Your goal:
What lines in the data hold the string "arrow"? Show them.

Stored records:
****
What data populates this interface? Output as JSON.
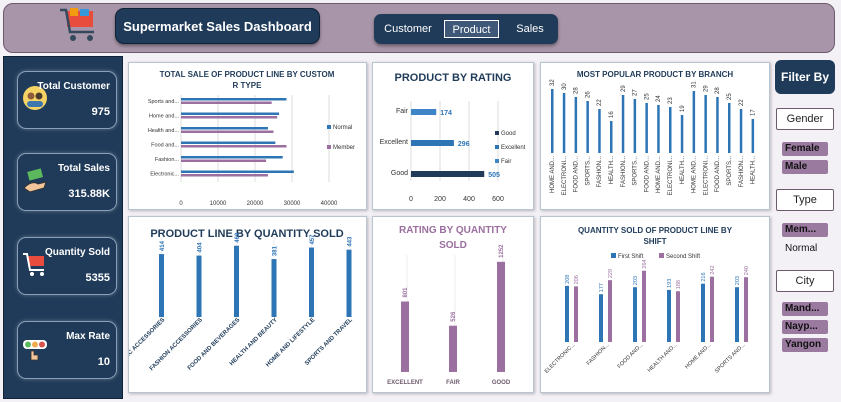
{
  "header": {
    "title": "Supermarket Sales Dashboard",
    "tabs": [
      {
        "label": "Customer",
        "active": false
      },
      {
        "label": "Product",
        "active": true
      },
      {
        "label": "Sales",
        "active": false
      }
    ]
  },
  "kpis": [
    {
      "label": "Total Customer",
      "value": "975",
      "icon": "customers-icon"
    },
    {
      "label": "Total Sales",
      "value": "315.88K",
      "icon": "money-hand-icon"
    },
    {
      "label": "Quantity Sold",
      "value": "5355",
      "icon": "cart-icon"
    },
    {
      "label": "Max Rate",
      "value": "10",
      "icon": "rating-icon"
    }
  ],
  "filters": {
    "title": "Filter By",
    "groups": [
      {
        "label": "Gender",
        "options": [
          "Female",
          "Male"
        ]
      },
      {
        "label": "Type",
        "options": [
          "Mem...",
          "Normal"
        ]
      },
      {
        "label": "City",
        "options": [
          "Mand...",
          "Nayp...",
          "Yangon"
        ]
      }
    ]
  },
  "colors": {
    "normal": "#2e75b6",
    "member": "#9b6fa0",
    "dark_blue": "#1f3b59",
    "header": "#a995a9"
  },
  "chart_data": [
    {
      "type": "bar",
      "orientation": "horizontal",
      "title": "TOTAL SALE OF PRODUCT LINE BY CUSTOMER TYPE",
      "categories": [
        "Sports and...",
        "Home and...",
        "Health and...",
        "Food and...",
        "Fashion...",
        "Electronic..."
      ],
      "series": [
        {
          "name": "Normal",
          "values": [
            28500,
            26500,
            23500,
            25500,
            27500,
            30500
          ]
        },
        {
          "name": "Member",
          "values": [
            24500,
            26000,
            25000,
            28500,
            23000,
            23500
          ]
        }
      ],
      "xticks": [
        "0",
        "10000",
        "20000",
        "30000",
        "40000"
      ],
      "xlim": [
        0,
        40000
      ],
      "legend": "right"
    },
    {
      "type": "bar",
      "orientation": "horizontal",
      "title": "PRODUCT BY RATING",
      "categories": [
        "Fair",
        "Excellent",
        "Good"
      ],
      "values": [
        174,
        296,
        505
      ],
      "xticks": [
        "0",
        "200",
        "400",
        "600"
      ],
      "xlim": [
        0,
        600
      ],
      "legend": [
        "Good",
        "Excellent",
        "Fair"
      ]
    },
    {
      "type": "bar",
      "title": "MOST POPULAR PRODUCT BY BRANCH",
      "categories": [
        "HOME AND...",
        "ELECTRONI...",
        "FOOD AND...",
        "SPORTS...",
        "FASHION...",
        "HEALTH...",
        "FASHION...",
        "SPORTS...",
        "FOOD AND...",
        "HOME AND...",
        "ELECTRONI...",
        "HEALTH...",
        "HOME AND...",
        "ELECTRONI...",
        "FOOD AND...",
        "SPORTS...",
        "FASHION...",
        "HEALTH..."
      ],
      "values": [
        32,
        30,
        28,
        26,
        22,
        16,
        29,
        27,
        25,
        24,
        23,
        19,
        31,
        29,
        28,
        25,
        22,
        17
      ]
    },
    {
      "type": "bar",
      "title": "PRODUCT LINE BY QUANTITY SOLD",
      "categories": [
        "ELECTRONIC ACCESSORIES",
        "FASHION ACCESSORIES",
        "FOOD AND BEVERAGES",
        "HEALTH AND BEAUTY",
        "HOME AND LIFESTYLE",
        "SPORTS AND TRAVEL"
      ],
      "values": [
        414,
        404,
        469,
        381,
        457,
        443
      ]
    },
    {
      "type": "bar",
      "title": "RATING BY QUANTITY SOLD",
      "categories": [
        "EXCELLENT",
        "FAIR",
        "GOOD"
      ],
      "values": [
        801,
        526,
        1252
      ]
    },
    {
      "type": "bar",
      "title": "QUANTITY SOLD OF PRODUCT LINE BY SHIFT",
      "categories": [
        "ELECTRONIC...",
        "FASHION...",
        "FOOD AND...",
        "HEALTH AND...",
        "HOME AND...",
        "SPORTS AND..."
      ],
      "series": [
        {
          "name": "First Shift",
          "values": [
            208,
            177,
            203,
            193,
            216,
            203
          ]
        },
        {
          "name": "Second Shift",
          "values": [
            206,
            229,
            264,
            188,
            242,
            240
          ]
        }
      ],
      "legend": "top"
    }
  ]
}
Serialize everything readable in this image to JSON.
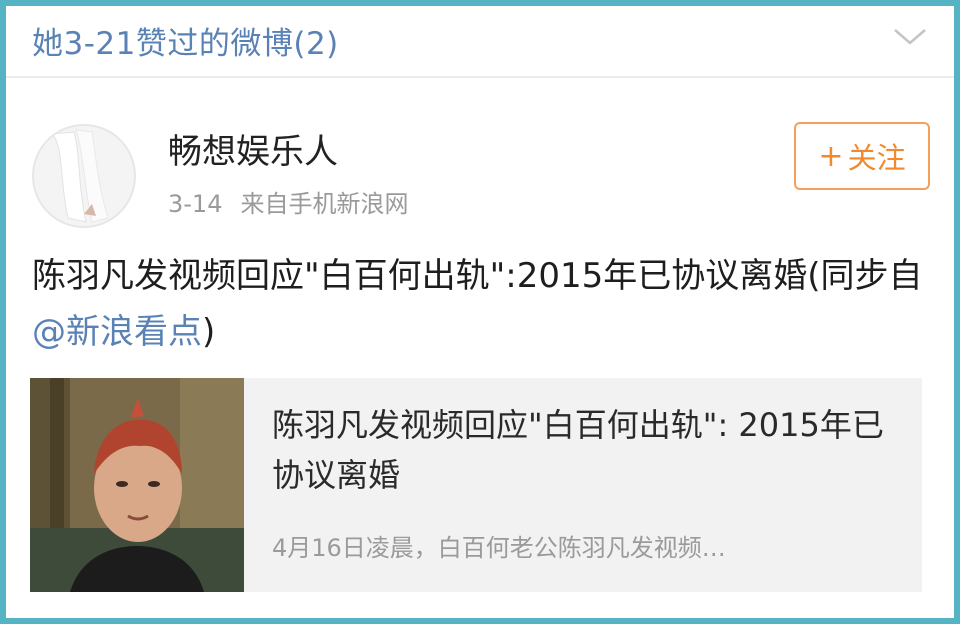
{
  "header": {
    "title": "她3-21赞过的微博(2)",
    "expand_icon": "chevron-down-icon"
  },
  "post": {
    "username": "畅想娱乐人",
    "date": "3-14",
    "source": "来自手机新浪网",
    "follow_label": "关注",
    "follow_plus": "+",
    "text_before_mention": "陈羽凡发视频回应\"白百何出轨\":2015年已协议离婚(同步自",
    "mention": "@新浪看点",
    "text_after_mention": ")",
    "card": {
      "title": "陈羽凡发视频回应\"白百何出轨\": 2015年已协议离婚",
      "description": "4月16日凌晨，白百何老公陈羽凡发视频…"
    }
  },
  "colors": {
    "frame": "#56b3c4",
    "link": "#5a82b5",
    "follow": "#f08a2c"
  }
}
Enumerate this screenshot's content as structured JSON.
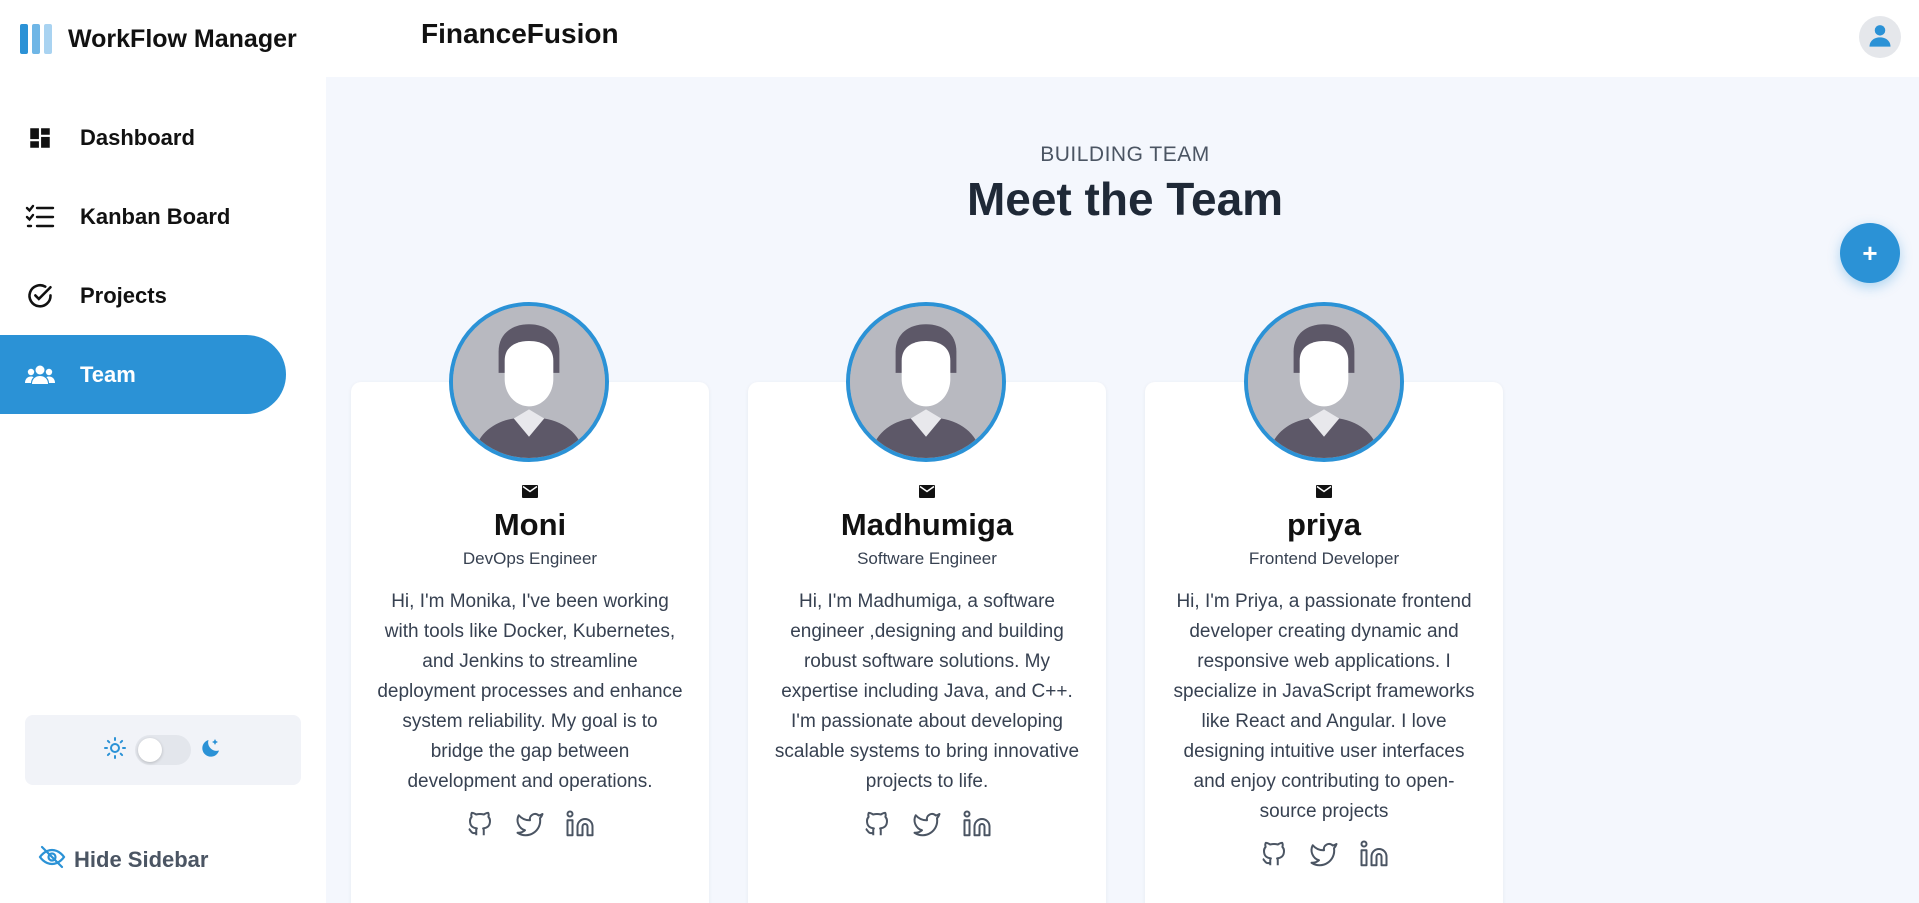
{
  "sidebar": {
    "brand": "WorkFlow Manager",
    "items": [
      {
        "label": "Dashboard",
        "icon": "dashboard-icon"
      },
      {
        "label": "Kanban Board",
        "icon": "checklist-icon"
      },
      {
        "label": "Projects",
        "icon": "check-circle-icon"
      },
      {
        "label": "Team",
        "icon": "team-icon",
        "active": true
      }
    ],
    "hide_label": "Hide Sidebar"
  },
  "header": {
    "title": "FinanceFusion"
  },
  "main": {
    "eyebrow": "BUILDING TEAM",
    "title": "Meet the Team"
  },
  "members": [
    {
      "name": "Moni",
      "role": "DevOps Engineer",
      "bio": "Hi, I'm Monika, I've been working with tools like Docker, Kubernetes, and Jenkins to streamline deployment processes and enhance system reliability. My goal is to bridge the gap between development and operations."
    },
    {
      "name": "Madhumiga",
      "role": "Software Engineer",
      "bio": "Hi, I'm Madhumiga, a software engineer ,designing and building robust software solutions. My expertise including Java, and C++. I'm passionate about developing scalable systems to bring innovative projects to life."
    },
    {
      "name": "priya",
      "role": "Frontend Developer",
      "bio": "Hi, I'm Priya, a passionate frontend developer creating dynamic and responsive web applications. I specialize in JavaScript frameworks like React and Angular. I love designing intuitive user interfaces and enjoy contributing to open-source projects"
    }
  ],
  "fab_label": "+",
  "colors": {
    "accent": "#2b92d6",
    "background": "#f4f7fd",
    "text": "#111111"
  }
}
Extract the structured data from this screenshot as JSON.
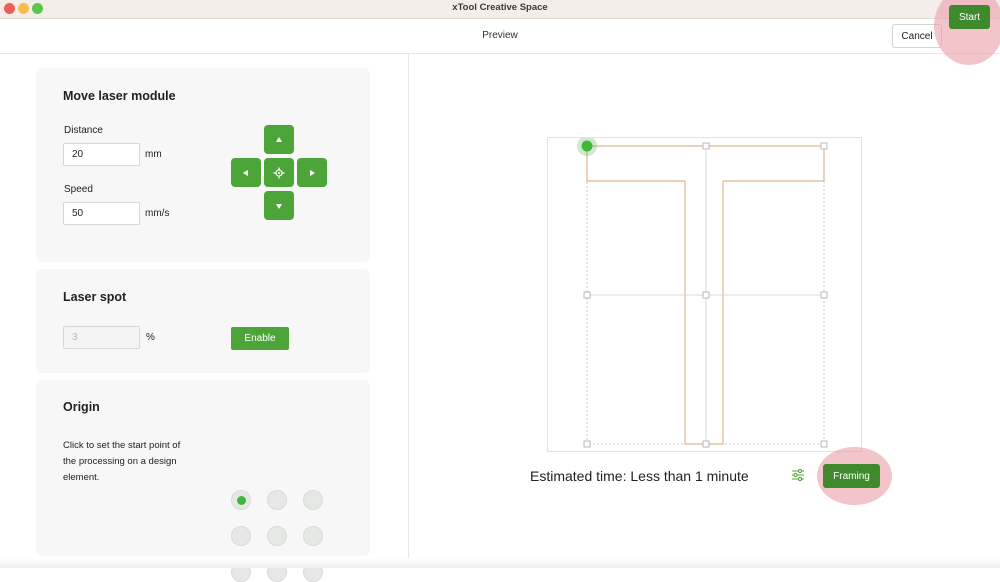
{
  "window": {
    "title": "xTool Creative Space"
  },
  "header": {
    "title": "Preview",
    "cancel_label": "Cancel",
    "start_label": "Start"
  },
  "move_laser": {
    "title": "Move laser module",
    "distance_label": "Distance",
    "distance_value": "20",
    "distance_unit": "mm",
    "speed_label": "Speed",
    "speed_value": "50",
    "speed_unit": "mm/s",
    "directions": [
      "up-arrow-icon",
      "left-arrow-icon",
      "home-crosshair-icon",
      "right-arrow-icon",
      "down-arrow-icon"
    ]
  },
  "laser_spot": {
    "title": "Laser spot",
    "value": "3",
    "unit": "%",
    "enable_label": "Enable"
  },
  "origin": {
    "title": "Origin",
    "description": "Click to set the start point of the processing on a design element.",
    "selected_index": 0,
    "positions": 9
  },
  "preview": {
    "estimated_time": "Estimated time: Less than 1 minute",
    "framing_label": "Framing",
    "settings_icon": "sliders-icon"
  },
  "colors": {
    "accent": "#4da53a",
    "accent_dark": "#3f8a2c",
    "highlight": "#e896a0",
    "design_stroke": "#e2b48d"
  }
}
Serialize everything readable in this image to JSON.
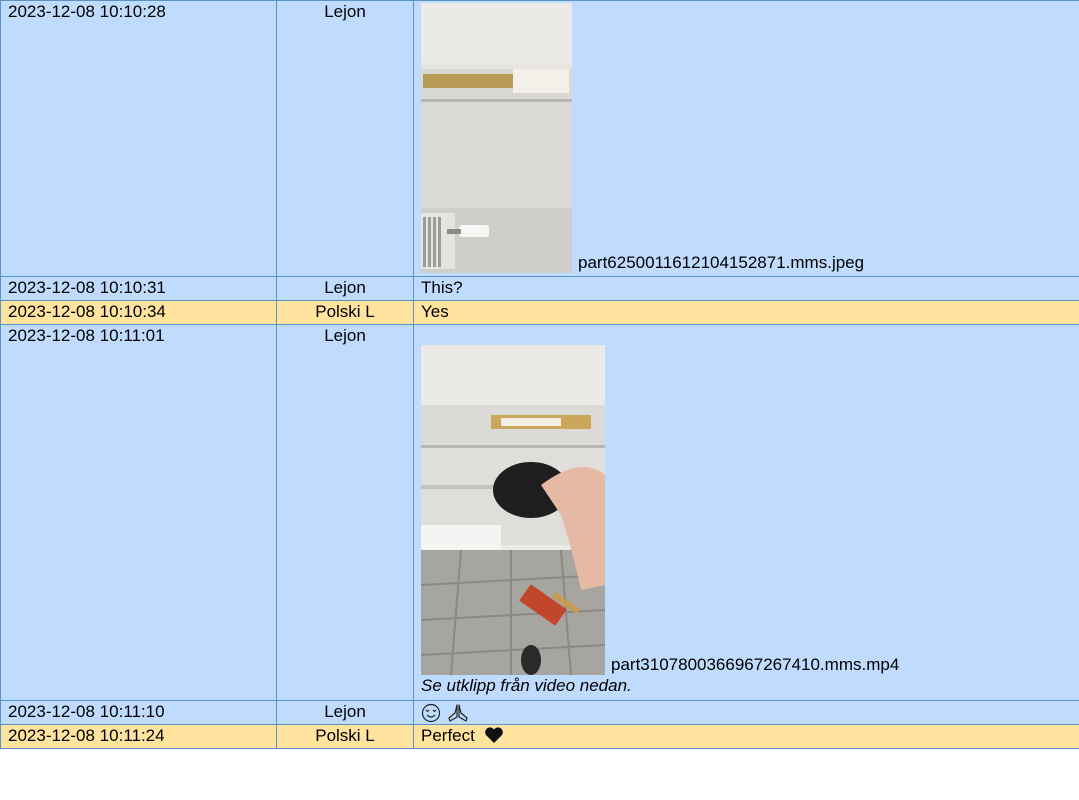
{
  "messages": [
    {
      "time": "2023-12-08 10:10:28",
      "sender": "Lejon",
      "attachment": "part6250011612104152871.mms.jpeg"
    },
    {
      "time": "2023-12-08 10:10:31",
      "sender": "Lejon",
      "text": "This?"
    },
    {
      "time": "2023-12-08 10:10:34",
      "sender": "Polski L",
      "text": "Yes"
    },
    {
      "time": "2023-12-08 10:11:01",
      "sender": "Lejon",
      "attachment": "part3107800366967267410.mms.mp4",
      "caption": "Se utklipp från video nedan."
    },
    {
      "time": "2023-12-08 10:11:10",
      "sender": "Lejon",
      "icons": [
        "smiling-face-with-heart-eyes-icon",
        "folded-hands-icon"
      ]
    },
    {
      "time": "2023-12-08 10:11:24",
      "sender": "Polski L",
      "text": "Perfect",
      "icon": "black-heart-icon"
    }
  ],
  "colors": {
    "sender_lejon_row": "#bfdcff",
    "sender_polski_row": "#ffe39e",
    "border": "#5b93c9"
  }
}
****
Exercise solution:
      "up-arrow-icon",
      "left-arrow-icon",
      "right-arrow-icon",
      "down-arrow-icon"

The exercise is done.